This moth may pass for a fallen dead leaf or a detached bark flake. The white 'mould' patch is angular suggesting a leaf vein junction. This species ranges from Peninsular Malaysia to Java and Borneo
The caterpillars of this genus of Prominent moths have the longest known legs in the Lepidoptera. They are 'flared and vibrated' if the caterpillar is disturbed. They are clearly fallen dead leaf camouflage artistes. There are two origin explantions for the camouflage; it has fallen from the canopy above and 'snagged' on the shrub below; or the leaf has died on the shrub and it has yet to detach. The caterpillars of Neostauropus alternus are highly polyphagous (not fussy about what they eat) and have been recorded as feeding on a total of 36 genera of host plants belonging to 18 families. Orchardists do not like this moth when it feeds on certain crops like tea, coffee, mango and rambutan. The species extends from the Himalayas, Bangladesh, Thailand, Vietnam, Philippines, Sumatra, Peninsular Malaysia, Java to Borneo and Sulawesi and then east to the Moluccas

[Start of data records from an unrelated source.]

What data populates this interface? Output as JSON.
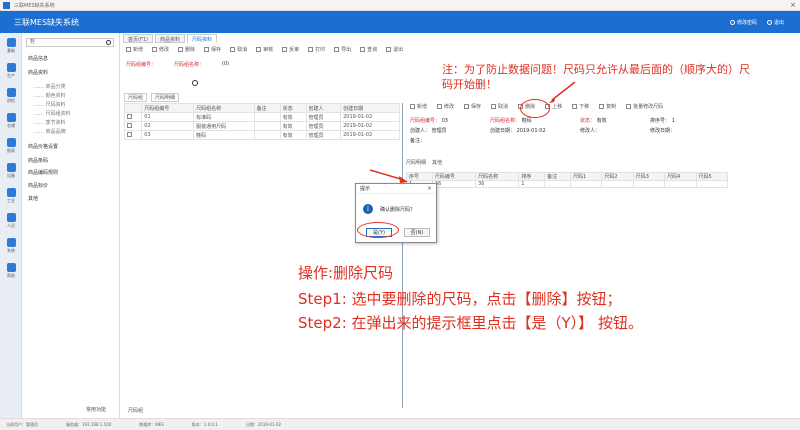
{
  "window": {
    "title": "三联MES缺失系统"
  },
  "header": {
    "brand": "三联MES缺失系统",
    "links": [
      "修改密码",
      "退出"
    ]
  },
  "rail": {
    "items": [
      "基础",
      "生产",
      "质检",
      "仓储",
      "报表",
      "设备",
      "工艺",
      "人员",
      "系统",
      "帮助"
    ]
  },
  "tree": {
    "search_value": "鞋",
    "items": [
      {
        "label": "商品信息",
        "sub": false
      },
      {
        "label": "商品资料",
        "sub": false
      },
      {
        "label": "…… 商品分类",
        "sub": true
      },
      {
        "label": "…… 颜色资料",
        "sub": true
      },
      {
        "label": "…… 尺码资料",
        "sub": true
      },
      {
        "label": "…… 尺码组资料",
        "sub": true
      },
      {
        "label": "…… 季节资料",
        "sub": true
      },
      {
        "label": "…… 商品品牌",
        "sub": true
      },
      {
        "label": "商品价格设置",
        "sub": false
      },
      {
        "label": "商品条码",
        "sub": false
      },
      {
        "label": "商品编码规则",
        "sub": false
      },
      {
        "label": "商品标价",
        "sub": false
      },
      {
        "label": "其他",
        "sub": false
      }
    ],
    "footer": "常用功能"
  },
  "main": {
    "tabs": [
      "首页(F1)",
      "商品资料",
      "尺码资料"
    ],
    "toolbar": [
      "新增",
      "修改",
      "删除",
      "保存",
      "取消",
      "审核",
      "反审",
      "打印",
      "导出",
      "查询",
      "退出"
    ],
    "filters": {
      "label1": "尺码组编号：",
      "value1": "",
      "label2": "尺码组名称：",
      "value2": "(0)"
    },
    "subtabs": [
      "尺码组",
      "尺码明细"
    ],
    "grid": {
      "headers": [
        "",
        "尺码组编号",
        "尺码组名称",
        "备注",
        "状态",
        "创建人",
        "创建日期"
      ],
      "rows": [
        [
          "",
          "01",
          "标准码",
          "",
          "有效",
          "管理员",
          "2019-01-02"
        ],
        [
          "",
          "02",
          "服装通用尺码",
          "",
          "有效",
          "管理员",
          "2019-01-02"
        ],
        [
          "",
          "03",
          "鞋码",
          "",
          "有效",
          "管理员",
          "2019-01-02"
        ]
      ]
    }
  },
  "right": {
    "toolbar": [
      "新增",
      "修改",
      "保存",
      "取消",
      "删除",
      "上移",
      "下移",
      "复制",
      "批量修改尺码"
    ],
    "form": [
      {
        "label": "尺码组编号：",
        "value": "03",
        "red": true
      },
      {
        "label": "尺码组名称：",
        "value": "鞋码",
        "red": true
      },
      {
        "label": "状态：",
        "value": "有效",
        "red": true
      },
      {
        "label": "排序号：",
        "value": "1",
        "red": false
      },
      {
        "label": "创建人：",
        "value": "管理员",
        "red": false
      },
      {
        "label": "创建日期：",
        "value": "2019-01-02",
        "red": false
      },
      {
        "label": "修改人：",
        "value": "",
        "red": false
      },
      {
        "label": "修改日期：",
        "value": "",
        "red": false
      },
      {
        "label": "备注：",
        "value": "",
        "red": false
      }
    ],
    "tabs": [
      "尺码明细",
      "其他"
    ],
    "grid": {
      "headers": [
        "序号",
        "尺码编号",
        "尺码名称",
        "排序",
        "备注",
        "尺码1",
        "尺码2",
        "尺码3",
        "尺码4",
        "尺码5"
      ],
      "rows": [
        [
          "1",
          "36",
          "36",
          "1",
          "",
          "",
          "",
          "",
          "",
          ""
        ]
      ]
    }
  },
  "dialog": {
    "title": "提示",
    "icon": "i",
    "message": "确认删除尺码？",
    "yes_label": "是(Y)",
    "no_label": "否(N)"
  },
  "annotations": {
    "note": "注：为了防止数据问题！尺码只允许从最后面的（顺序大的）尺码开始删！",
    "instruction_title": "操作:删除尺码",
    "step1": "Step1: 选中要删除的尺码，点击【删除】按钮；",
    "step2": "Step2: 在弹出来的提示框里点击【是（Y）】 按钮。"
  },
  "status": {
    "items": [
      "当前用户：管理员",
      "服务器：192.168.1.100",
      "数据库：MES",
      "版本：1.0.0.1",
      "日期：2019-01-02"
    ]
  },
  "colors": {
    "header": "#1c6fd1",
    "annotation": "#e03020",
    "dialog_icon": "#1d5fb5"
  }
}
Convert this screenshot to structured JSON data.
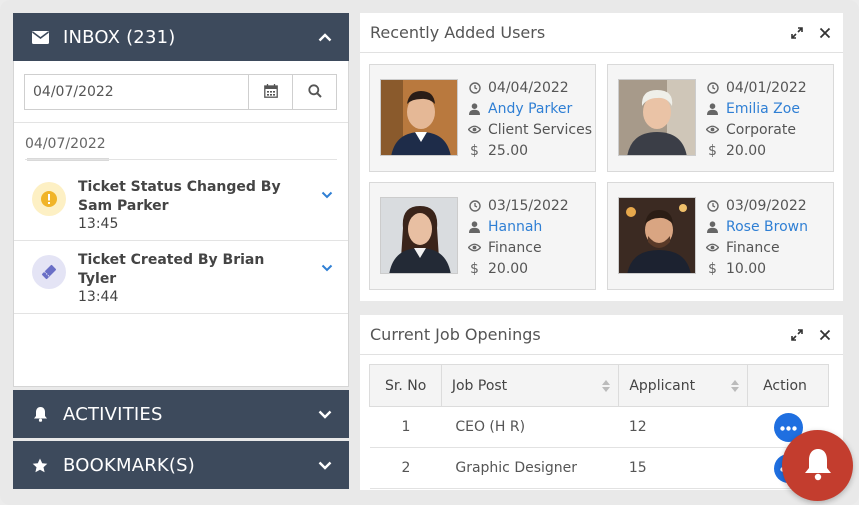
{
  "colors": {
    "accent_dark": "#3d4a5c",
    "link": "#2f7fd4",
    "action": "#1f6fe0",
    "alert": "#c33d2e"
  },
  "inbox": {
    "title": "INBOX (231)",
    "date_value": "04/07/2022",
    "date_group_label": "04/07/2022",
    "tickets": [
      {
        "title": "Ticket Status Changed By Sam Parker",
        "time": "13:45",
        "icon": "warning-icon"
      },
      {
        "title": "Ticket Created By Brian Tyler",
        "time": "13:44",
        "icon": "ticket-icon"
      }
    ]
  },
  "activities": {
    "title": "ACTIVITIES"
  },
  "bookmarks": {
    "title": "BOOKMARK(S)"
  },
  "recent_users": {
    "title": "Recently Added Users",
    "users": [
      {
        "date": "04/04/2022",
        "name": "Andy Parker",
        "department": "Client Services",
        "amount": "25.00"
      },
      {
        "date": "04/01/2022",
        "name": "Emilia Zoe",
        "department": "Corporate",
        "amount": "20.00"
      },
      {
        "date": "03/15/2022",
        "name": "Hannah",
        "department": "Finance",
        "amount": "20.00"
      },
      {
        "date": "03/09/2022",
        "name": "Rose Brown",
        "department": "Finance",
        "amount": "10.00"
      }
    ]
  },
  "jobs": {
    "title": "Current Job Openings",
    "columns": [
      "Sr. No",
      "Job Post",
      "Applicant",
      "Action"
    ],
    "rows": [
      {
        "sr": "1",
        "post": "CEO (H R)",
        "applicants": "12"
      },
      {
        "sr": "2",
        "post": "Graphic Designer",
        "applicants": "15"
      }
    ]
  }
}
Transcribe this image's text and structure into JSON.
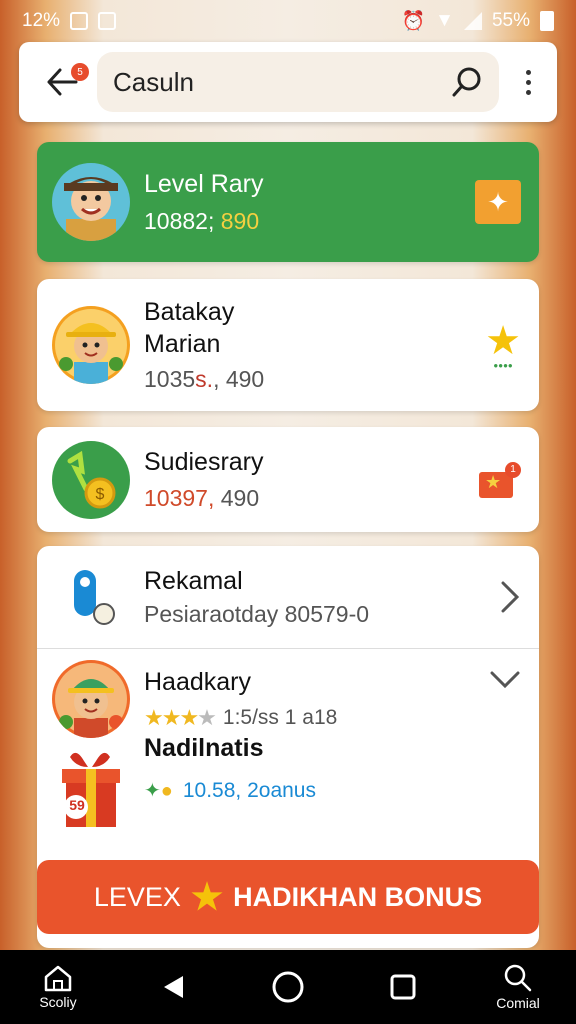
{
  "status_bar": {
    "time": "12%",
    "battery": "55%"
  },
  "search": {
    "value": "Casuln",
    "notification_count": "5"
  },
  "cards": {
    "level": {
      "title": "Level Rary",
      "value_a": "10882;",
      "value_b": "890"
    },
    "batak": {
      "title_line1": "Batakay",
      "title_line2": "Marian",
      "value_a": "1035",
      "value_b": "s.",
      "value_c": "490"
    },
    "sudies": {
      "title": "Sudiesrary",
      "value_a": "10397,",
      "value_b": "490",
      "badge_count": "1"
    },
    "rekamal": {
      "title": "Rekamal",
      "subtitle": "Pesiaraotday 80579-0"
    },
    "haadkary": {
      "title": "Haadkary",
      "rating_text": "1:5/ss 1 a18",
      "stars_filled": 3,
      "stars_total": 4
    },
    "nadilnatis": {
      "title": "Nadilnatis",
      "gift_text": "59",
      "bonus_value": "10.58, 2oanus"
    }
  },
  "bonus_button": {
    "prefix": "LEVEX",
    "label": "HADIKHAN BONUS"
  },
  "nav": {
    "home_label": "Scoliy",
    "search_label": "Comial"
  },
  "colors": {
    "green": "#3a9e4a",
    "orange": "#e9542c",
    "star": "#f0b820",
    "blue_text": "#1a8ad4"
  }
}
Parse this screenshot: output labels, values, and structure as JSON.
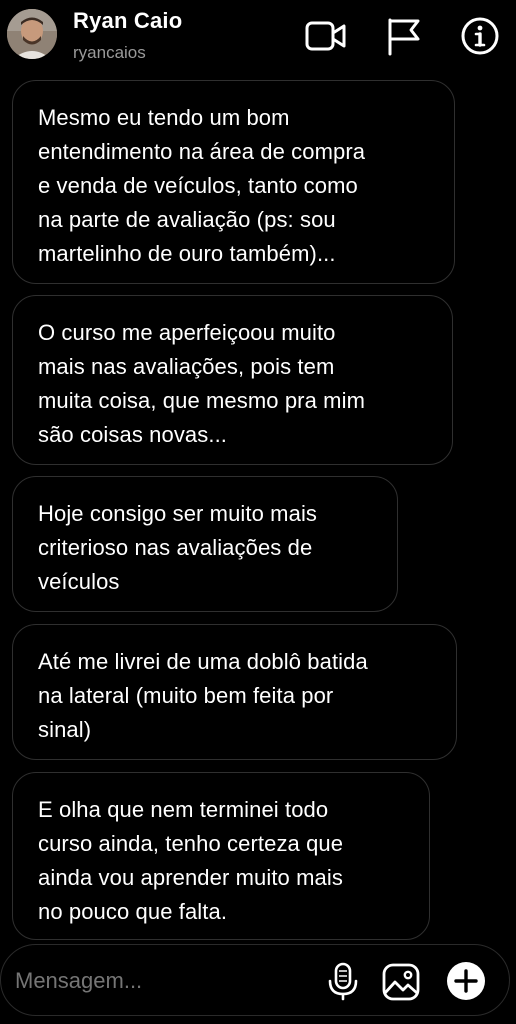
{
  "header": {
    "name": "Ryan Caio",
    "username": "ryancaios",
    "icons": {
      "avatar": "profile-photo",
      "video": "video-camera-icon",
      "flag": "flag-icon",
      "info": "info-icon"
    }
  },
  "messages": [
    {
      "lines": [
        "Mesmo eu tendo um bom",
        "entendimento na área de compra",
        "e venda de veículos, tanto como",
        "na parte de avaliação (ps: sou",
        "martelinho de ouro também)..."
      ]
    },
    {
      "lines": [
        "O curso me aperfeiçoou muito",
        "mais nas avaliações, pois tem",
        "muita coisa, que mesmo pra mim",
        "são coisas novas..."
      ]
    },
    {
      "lines": [
        "Hoje consigo ser muito mais",
        "criterioso nas avaliações de",
        "veículos"
      ]
    },
    {
      "lines": [
        "Até me livrei de uma doblô batida",
        "na lateral (muito bem feita por",
        "sinal)"
      ]
    },
    {
      "lines": [
        "E olha que nem terminei todo",
        "curso ainda, tenho certeza que",
        "ainda vou aprender muito mais",
        "no pouco que falta."
      ]
    }
  ],
  "composer": {
    "placeholder": "Mensagem...",
    "icons": {
      "mic": "microphone-icon",
      "gallery": "image-gallery-icon",
      "plus": "plus-icon"
    }
  },
  "colors": {
    "background": "#000000",
    "bubble_border": "#2f2f2f",
    "text": "#ffffff",
    "secondary_text": "#9a9a9a",
    "placeholder": "#8a8a8a"
  }
}
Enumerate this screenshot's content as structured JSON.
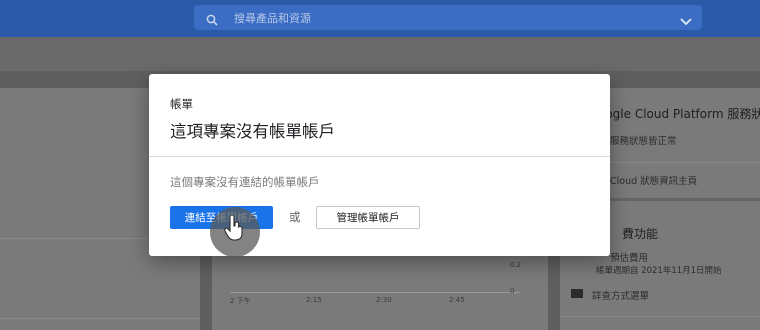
{
  "search": {
    "placeholder": "搜尋產品和資源"
  },
  "background": {
    "status_title": "oogle Cloud Platform 服務狀",
    "status_ok": "服務狀態皆正常",
    "status_link": "Cloud 狀態資訊主頁",
    "billing_title": "費功能",
    "billing_item": "預估費用",
    "billing_period": "帳單週期自 2021年11月1日開始",
    "billing_link": "詳查方式選單",
    "chart_x_labels": [
      "2 下午",
      "2:15",
      "2:30",
      "2:45"
    ],
    "chart_y_labels": [
      "0.2",
      "0"
    ]
  },
  "dialog": {
    "label": "帳單",
    "title": "這項專案沒有帳單帳戶",
    "message": "這個專案沒有連結的帳單帳戶",
    "link_button": "連結至帳單帳戶",
    "or_text": "或",
    "manage_button": "管理帳單帳戶"
  }
}
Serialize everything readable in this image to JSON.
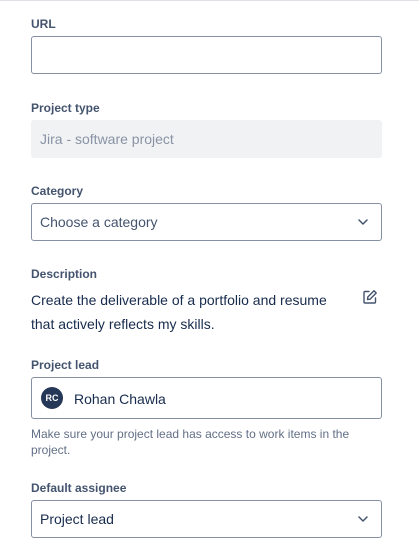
{
  "fields": {
    "url": {
      "label": "URL",
      "value": "",
      "placeholder": ""
    },
    "project_type": {
      "label": "Project type",
      "value": "Jira - software project"
    },
    "category": {
      "label": "Category",
      "placeholder": "Choose a category"
    },
    "description": {
      "label": "Description",
      "text": "Create the deliverable of a portfolio and resume that actively reflects my skills."
    },
    "project_lead": {
      "label": "Project lead",
      "avatar_initials": "RC",
      "name": "Rohan Chawla",
      "helper": "Make sure your project lead has access to work items in the project."
    },
    "default_assignee": {
      "label": "Default assignee",
      "value": "Project lead"
    }
  },
  "icons": {
    "chevron": "chevron-down-icon",
    "edit": "edit-icon"
  },
  "colors": {
    "text": "#172b4d",
    "label": "#44546f",
    "border": "#8590a2",
    "disabled_bg": "#f1f2f4",
    "avatar_bg": "#253858"
  }
}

It is interesting to note that the forward splaying of the hindwings to give the impression of four overlapped leaves camouflage technique is applied by Neostauropus major. This approach has been evolved at least twice as seen in the sympatric Family Lasiocampidae with the genus Trabala being a notable practitioner. However this species has opted for the 'dead leaf' mode rather than the yellowing or green leaf mode of Trabala species. The caterpillar of Neostauropus alternus is highly polyphagous (not fussy with its food selection) and has been recorded to feed on a total of 36 genera of host plants belonging to 18 families. This is a widespread species extending from India, Myanmar, Thailand, China, Vietnam, Laos, Cambodia, Philippines south to Borneo, Sumatra, Java, Bali and the Lesser Sunda Islands.
This unidentified Syntypistis sp. came from my favourite place in South East Asia Mt. Kinabalu National Park Sabah Malaysia. It ticks all the boxes for the naturalist. There are two places to stay within the park boundaries; park HQ and Mesilau which is a little higher on the mountain side (2,000m). I witnessed an irony during my visit to Mesilau. There is a conference facility in the accommodation hub. It is well lit at night and the lights attract many beautiful insects, especially moths, from the surrounding montane forests. I was checking the lights in the morning when a bus arrived at the entry carrying local priests representing the Christian faith. There were stunning moths scattered over the parking zone and steps into the building. I witnessed the mob of distracted religious patriarchs nonchalantly crush and crunch their way across the tarmac and up the stairs through this beautiful living carpet, not one conscious of the devastation they caused. The pattern on top of this moth's thorax reminds me of a monkey head